**Data records:**
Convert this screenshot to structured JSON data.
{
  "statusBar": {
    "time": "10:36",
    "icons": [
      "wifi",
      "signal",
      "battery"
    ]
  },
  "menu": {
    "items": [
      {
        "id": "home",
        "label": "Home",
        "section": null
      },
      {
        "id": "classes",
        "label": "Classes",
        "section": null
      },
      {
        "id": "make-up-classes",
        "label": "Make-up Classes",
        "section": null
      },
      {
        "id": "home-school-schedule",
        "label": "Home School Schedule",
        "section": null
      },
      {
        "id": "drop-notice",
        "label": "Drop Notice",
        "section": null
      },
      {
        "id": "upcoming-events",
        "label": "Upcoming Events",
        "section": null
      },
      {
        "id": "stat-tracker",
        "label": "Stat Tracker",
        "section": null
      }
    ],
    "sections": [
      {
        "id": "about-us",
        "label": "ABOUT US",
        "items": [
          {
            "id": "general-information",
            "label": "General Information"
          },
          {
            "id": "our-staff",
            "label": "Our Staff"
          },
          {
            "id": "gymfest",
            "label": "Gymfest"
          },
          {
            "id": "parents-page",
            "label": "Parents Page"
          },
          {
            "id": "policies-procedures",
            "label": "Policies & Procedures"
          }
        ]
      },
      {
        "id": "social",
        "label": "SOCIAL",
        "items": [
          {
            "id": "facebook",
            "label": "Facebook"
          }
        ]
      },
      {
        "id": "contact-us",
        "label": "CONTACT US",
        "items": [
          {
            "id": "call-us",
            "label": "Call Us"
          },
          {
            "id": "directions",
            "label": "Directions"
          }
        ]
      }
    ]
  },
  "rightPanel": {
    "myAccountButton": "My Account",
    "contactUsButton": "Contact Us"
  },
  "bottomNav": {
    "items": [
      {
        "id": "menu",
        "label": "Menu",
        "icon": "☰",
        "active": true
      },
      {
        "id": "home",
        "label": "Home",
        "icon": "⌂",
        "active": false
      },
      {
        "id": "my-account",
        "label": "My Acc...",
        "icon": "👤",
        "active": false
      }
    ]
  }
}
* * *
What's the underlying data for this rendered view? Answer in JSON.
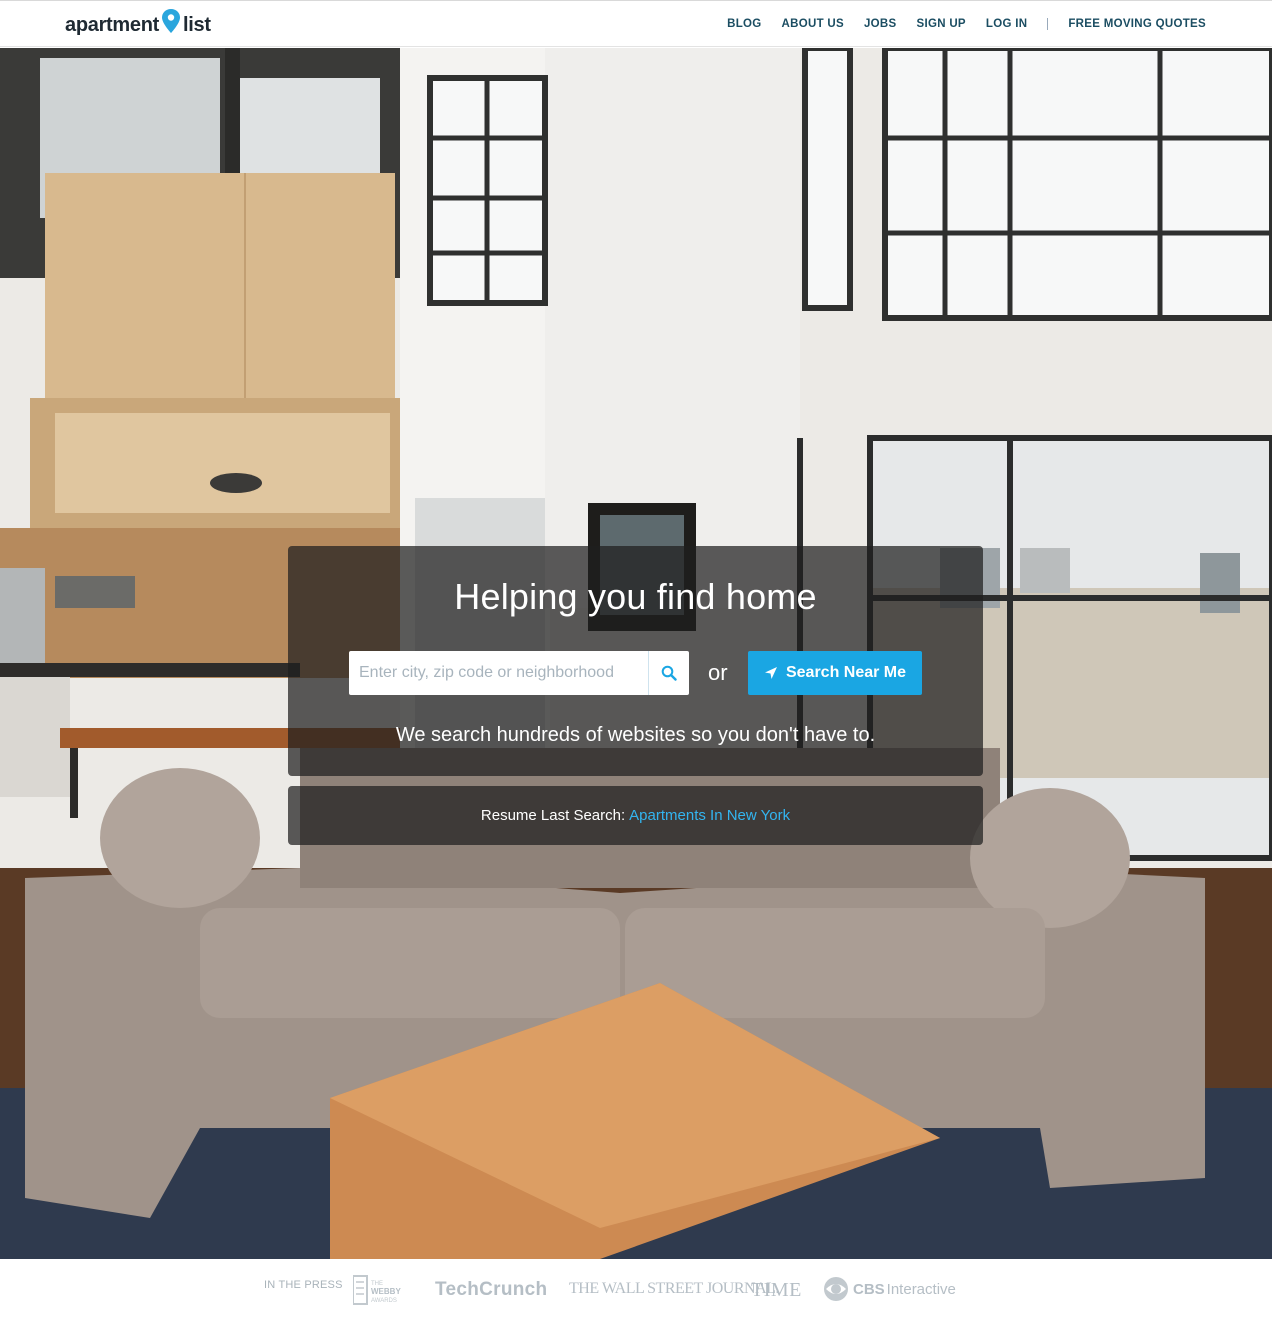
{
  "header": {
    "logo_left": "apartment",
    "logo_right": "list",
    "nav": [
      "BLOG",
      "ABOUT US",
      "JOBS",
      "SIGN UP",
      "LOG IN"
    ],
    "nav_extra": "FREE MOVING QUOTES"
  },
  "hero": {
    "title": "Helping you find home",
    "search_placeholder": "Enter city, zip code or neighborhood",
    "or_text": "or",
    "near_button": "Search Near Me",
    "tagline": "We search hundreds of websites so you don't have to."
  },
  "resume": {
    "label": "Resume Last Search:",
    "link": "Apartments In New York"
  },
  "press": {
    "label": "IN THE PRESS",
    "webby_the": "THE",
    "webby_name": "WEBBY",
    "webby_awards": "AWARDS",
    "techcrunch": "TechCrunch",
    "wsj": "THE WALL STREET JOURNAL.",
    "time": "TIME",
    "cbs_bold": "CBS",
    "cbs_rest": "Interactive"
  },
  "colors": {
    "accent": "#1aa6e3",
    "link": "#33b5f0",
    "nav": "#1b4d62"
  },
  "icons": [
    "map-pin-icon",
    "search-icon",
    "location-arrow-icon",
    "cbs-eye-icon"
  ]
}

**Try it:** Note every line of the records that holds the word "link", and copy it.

**Reply:**
    "link": "Apartments In New York"
    "link": "#33b5f0",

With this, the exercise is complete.